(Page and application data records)

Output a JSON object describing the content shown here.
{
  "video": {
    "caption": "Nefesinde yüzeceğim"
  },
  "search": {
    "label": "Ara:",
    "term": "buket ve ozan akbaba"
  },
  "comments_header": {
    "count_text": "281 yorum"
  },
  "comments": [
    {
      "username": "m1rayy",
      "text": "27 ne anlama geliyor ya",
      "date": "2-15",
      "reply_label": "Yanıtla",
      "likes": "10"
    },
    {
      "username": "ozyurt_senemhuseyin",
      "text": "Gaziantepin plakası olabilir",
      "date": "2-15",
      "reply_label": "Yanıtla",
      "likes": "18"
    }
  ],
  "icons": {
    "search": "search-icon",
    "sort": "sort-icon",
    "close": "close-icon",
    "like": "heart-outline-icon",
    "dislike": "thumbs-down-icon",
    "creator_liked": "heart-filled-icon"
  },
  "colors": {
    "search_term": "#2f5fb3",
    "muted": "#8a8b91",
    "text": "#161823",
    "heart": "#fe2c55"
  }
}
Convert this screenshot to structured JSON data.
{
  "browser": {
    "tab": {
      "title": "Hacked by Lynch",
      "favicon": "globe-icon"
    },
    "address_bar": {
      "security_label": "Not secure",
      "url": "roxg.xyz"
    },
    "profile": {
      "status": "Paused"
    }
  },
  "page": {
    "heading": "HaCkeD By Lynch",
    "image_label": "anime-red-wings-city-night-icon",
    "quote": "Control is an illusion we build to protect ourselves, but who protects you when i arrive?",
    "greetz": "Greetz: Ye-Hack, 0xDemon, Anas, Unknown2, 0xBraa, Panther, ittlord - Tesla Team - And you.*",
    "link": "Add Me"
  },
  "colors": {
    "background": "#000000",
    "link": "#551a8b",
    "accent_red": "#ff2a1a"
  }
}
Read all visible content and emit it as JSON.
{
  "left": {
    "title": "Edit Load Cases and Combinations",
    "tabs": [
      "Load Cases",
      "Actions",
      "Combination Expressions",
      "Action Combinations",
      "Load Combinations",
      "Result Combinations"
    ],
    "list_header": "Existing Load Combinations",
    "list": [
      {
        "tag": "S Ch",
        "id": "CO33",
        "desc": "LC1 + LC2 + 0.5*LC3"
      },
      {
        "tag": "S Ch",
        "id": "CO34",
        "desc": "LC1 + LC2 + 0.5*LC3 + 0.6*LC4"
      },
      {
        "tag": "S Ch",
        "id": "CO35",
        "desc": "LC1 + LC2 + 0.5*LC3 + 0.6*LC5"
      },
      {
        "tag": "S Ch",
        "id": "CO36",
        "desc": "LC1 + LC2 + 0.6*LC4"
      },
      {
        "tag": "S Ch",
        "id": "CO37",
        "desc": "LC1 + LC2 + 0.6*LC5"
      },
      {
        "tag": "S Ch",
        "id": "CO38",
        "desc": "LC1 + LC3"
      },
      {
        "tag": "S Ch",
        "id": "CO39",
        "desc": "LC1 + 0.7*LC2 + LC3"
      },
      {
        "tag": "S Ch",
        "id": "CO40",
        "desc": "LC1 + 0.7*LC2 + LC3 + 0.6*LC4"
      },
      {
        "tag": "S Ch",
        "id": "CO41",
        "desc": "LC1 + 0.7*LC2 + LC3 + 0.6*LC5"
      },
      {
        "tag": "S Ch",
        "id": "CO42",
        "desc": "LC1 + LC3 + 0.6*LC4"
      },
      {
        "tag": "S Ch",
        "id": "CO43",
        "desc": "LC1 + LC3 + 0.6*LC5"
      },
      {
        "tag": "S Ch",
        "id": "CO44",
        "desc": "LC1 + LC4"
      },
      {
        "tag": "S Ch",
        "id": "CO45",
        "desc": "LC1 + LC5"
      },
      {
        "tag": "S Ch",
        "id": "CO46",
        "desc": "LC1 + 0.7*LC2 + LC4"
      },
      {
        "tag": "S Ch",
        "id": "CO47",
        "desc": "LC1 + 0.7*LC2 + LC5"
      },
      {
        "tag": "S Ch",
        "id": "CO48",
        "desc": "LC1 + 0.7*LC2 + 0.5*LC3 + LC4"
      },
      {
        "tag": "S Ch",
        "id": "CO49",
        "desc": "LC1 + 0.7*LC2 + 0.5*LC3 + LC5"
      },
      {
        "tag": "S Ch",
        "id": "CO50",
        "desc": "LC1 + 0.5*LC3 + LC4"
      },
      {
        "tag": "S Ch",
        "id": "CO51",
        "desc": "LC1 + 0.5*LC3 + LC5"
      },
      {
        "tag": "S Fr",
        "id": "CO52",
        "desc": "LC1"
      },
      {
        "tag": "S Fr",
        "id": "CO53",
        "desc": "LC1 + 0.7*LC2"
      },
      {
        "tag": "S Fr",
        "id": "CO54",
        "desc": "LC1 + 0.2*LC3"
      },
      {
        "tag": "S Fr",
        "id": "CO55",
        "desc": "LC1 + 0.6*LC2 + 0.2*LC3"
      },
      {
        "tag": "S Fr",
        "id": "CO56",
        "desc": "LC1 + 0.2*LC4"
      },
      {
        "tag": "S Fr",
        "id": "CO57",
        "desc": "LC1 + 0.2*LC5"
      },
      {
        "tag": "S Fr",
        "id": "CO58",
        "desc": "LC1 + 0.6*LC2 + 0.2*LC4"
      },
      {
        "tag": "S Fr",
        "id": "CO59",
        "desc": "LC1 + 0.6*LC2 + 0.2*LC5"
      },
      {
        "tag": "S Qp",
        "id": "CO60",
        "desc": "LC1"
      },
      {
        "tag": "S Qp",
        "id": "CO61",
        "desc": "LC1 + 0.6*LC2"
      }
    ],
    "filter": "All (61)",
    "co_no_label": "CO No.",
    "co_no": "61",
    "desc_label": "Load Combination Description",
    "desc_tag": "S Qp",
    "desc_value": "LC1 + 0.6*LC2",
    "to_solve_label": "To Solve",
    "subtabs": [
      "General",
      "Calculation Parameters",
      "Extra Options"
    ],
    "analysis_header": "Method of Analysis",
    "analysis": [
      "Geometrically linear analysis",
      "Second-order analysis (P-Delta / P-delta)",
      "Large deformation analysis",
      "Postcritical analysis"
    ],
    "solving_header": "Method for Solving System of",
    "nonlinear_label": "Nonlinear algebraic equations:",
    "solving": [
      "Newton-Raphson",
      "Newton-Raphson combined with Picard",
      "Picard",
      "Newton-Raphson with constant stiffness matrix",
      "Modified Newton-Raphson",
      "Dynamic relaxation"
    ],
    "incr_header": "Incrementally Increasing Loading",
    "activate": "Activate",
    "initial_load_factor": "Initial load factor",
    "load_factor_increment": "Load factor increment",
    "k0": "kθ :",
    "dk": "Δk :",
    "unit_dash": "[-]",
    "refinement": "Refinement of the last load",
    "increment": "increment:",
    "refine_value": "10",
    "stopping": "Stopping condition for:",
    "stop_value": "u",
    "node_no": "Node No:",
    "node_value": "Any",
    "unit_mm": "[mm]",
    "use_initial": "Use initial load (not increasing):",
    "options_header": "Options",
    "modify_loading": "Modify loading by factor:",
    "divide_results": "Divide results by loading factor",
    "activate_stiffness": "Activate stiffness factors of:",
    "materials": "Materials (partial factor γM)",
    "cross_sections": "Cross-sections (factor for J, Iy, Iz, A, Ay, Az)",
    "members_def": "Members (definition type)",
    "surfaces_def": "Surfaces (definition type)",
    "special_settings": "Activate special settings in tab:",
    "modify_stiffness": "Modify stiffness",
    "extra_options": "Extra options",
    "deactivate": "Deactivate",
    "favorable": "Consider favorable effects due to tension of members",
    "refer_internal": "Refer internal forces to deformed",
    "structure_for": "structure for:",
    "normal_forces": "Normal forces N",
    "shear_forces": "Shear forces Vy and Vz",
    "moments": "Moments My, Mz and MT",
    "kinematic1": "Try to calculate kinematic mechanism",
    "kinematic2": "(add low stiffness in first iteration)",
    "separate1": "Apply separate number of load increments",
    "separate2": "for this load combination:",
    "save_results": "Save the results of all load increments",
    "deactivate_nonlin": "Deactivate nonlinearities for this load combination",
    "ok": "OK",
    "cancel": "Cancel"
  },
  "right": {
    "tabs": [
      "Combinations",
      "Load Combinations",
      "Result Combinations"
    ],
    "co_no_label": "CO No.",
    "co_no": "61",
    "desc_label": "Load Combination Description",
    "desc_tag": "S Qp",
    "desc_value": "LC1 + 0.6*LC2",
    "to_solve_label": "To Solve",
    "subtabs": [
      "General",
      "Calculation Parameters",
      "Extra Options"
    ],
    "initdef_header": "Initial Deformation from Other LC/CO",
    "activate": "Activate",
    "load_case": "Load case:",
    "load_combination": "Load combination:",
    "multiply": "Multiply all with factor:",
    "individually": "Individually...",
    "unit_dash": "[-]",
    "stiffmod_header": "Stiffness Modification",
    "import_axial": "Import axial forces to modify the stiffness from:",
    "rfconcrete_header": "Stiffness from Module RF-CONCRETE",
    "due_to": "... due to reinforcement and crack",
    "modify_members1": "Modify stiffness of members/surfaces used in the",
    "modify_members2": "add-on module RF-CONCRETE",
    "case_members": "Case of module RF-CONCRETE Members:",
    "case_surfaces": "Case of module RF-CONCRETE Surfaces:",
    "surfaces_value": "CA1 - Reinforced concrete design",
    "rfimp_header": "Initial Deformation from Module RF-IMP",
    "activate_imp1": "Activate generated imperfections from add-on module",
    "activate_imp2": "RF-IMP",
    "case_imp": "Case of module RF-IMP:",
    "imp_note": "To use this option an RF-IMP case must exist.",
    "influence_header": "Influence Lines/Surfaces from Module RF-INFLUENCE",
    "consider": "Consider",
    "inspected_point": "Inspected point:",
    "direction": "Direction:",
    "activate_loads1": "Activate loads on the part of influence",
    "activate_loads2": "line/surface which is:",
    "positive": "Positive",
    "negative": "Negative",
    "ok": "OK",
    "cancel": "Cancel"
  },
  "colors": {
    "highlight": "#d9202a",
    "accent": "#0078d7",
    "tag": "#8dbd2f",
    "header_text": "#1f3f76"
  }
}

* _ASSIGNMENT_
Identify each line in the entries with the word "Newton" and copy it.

* _SOLUTION FOR THIS TASK_
      "Newton-Raphson",
      "Newton-Raphson combined with Picard",
      "Newton-Raphson with constant stiffness matrix",
      "Modified Newton-Raphson",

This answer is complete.